→ **TASK TO COMPLETE**
What should come back is the data below, word for word, minus any picture.

[Records from a collection]

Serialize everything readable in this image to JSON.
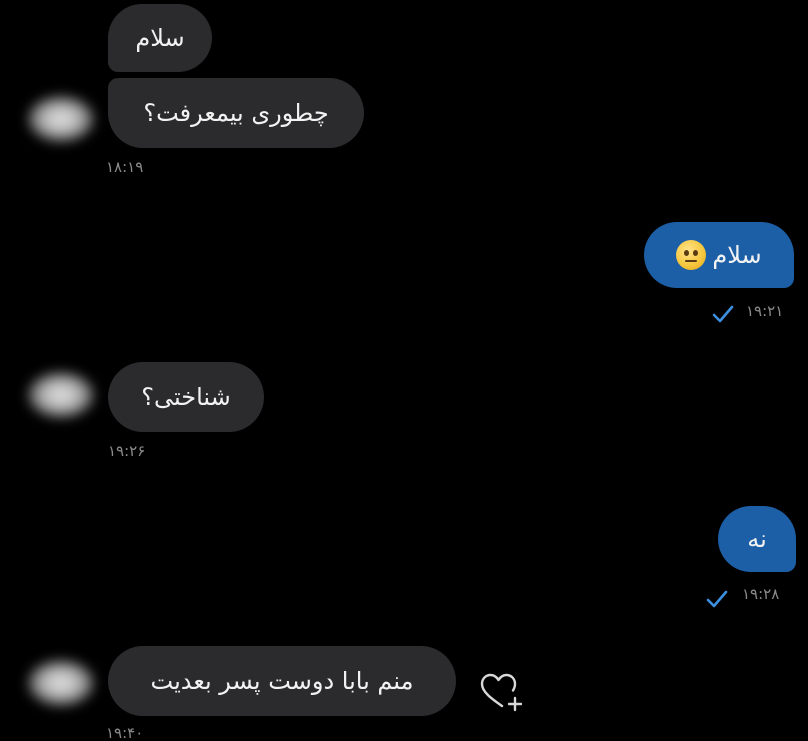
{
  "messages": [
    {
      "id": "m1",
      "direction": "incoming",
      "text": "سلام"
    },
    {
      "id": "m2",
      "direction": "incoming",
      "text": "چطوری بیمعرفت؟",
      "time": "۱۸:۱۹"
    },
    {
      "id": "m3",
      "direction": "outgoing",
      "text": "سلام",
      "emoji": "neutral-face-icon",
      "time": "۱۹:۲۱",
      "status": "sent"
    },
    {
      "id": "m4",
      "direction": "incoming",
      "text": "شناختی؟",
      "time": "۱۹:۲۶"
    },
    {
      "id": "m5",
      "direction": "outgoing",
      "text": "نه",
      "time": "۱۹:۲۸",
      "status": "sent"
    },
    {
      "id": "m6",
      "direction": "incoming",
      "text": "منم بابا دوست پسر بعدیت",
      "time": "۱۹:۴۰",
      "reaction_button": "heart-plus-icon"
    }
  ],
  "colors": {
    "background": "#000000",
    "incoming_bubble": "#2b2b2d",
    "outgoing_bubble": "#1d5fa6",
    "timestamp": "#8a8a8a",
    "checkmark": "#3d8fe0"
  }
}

→ **RESPONSE AREA**
Serialize everything readable in this image to JSON.
{
  "messages": [
    {
      "id": "m1",
      "direction": "incoming",
      "text": "سلام"
    },
    {
      "id": "m2",
      "direction": "incoming",
      "text": "چطوری بیمعرفت؟",
      "time": "۱۸:۱۹"
    },
    {
      "id": "m3",
      "direction": "outgoing",
      "text": "سلام",
      "emoji": "neutral-face-icon",
      "time": "۱۹:۲۱",
      "status": "sent"
    },
    {
      "id": "m4",
      "direction": "incoming",
      "text": "شناختی؟",
      "time": "۱۹:۲۶"
    },
    {
      "id": "m5",
      "direction": "outgoing",
      "text": "نه",
      "time": "۱۹:۲۸",
      "status": "sent"
    },
    {
      "id": "m6",
      "direction": "incoming",
      "text": "منم بابا دوست پسر بعدیت",
      "time": "۱۹:۴۰",
      "reaction_button": "heart-plus-icon"
    }
  ],
  "colors": {
    "background": "#000000",
    "incoming_bubble": "#2b2b2d",
    "outgoing_bubble": "#1d5fa6",
    "timestamp": "#8a8a8a",
    "checkmark": "#3d8fe0"
  }
}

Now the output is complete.